I don’t know what to think, I know that I feel every moral alarm bell in my head ringing loudly. I feel uncomfortable, deep in the pit of my stomach, about what happened in the OR. And so I get home, and I write, and have a beer, and think. I speak to trusted friends who are not physicians, women and men. I speak to my girlfriend, my parents, and even my dogs (best listeners ever!). Eventually, I blog about it.
I’m probably doing all this for two reasons: to get an answer so that I can make the best decision if confronted with this again, and to assuage my discomfort at having done something that I view as ethically problematic. Don’t worry, neither goal has yet been accomplished.
So, where do I stand now? Well, I think that the problem spans beyond than what I do, or don’t do, on OBGYN. This is a major cultural issue: the worst of NIMBY-ism (Not In My Back Yard). Every patient wants a well-trained physician or surgeon, but only a few patients would to let a physician or surgeon train on them. Something must give.
So what would I tell a patient in pre-op if I were ever faced with this situation again?
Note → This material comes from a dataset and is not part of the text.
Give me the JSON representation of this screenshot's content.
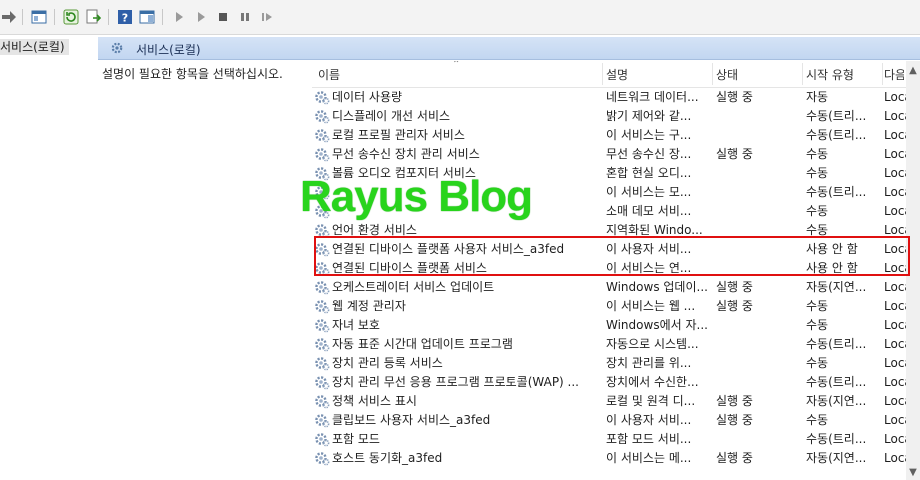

How’s this:
“Hi, my name is [ThirstyScholar] and I am a third year medical student on [Dr. Whomever’s] surgical team. As a medical student, I will observe and assist in your care before, during, and after your operation. As part of your surgical team, I will examine your abdomen and pelvis while you are under anesthesia to help guide our operation. [Dr. Whomever] will supervise me and anything that I do must meet her exceedingly high standards. Do you have any questions about your procedure or about my role in your care?”
While I think this is important, extending this line of reasoning could lead to some very un-reasonable conclusions. What’s so unique about a pelvic exam? Do I need separate prior consent to place a Foley? What about driving a laparascope/camera? What about cutting or tieing sutures? What about palpating an internal structure? Or retracting an organ? What do patients understand when I tell them that I will be assisting during their surgery? What is the mean and variance of that understanding? Do I have to cater to the extremes of understanding or just cover the middle? If there is a line to be drawn, I have no idea how to draw it. And what happens during residency? Does all of this go out the window?
In the end, I think I made my decision to change my spiel based as much on emotional as moral/ethical grounds. I don’t want to feel the way I felt after that exam if I can avoid it – and I can avoid it. So I will.
2000 words later, I’ve got a plan. But I don’t know if its any good …